- Different load profiles, vis-à-vis the time, geographies
- Live Benchmarking & Capacity planning of individual components and the system
- Identifying average-peak loads, avg-peak performance
- Tweak & strengthen the environment, system, and application
- Arrive at acceptable thresholds
8) Everything can go wrong – Build Contingencies and Switches
“Anything that can go wrong will go wrong”
-Our good old friend Murphy
Please believe him, especially when you are building systems of such scales.
Spend time purposefully to identify areas of failures in your systems like-
- Identify the working set of your memory at average loads, peak loads, set thresholds for monitoring.
- Identify performance bottlenecks, devise methods to free up those bottlenecks; usual suspects are Queues, Caches, DB in a concurrent environment. Devise elastic solutions to scale up these areas if needed.
- Identify critical areas of your solution, strengthen your code, add code to profile, measure, and build redundancies around it.

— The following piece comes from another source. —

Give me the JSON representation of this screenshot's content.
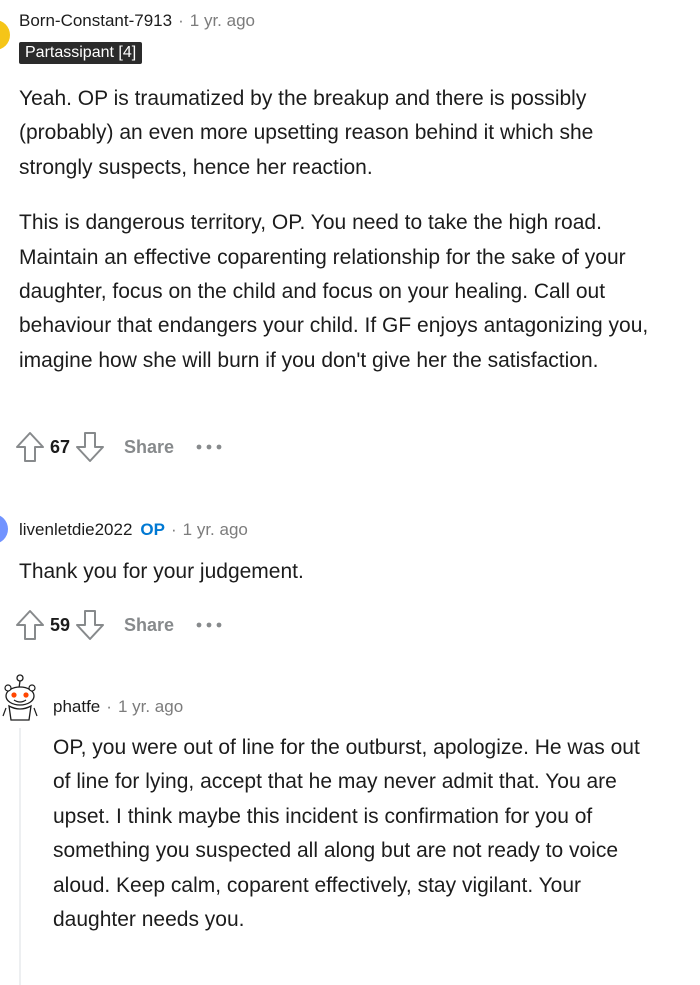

- Simulate these failures and test if your contingencies really work when needed.
- In events of failure affecting business continuity, make sure you have a fallback plan B. (may be an existing system)
- Account for external failures, HW crashes, Network glitches, router malfunctions. Build backup systems – data backup, Disaster recovery (hot or cold recoveries)
- Account for security attacks Malware, Denial of Service, SQL injections, open ports, weak passwords, un-obfuscated application signatures, etc – plan and execute mitigation strategies, security code reviews, security testing, external security software, etc.
You don’t get a second chance to reproduce errors in live environments and capture logs & diagnostics.
You should have a hot switch to toggle any settings while the system is in progress. Changing the settings, in the settings file and restarting systems is never an option since systems at this scale take a huge amount of time to restart and again warm-up; forget about reproducing the same state of components again.
It helps to have interfaces that allow toggling of settings while the system is up and running. This is a huge help in diagnosis (by getting selective verbose dumps of components, caches, etc), exactly when needed.
Building a high-performance and massively scalable system needs more than just a good design and architecture. The entire team needs to eat-drink-sleep performance and scalability.
The above practices have helped our team phenomenally to not only meet but also beat the performance and scalability targets, not once but multiple times.
These are some key learnings, from our journey in achieving the stiff performance SLAs that we had set out for.
Would love to see any additions to this list, based on your first-hand experiences.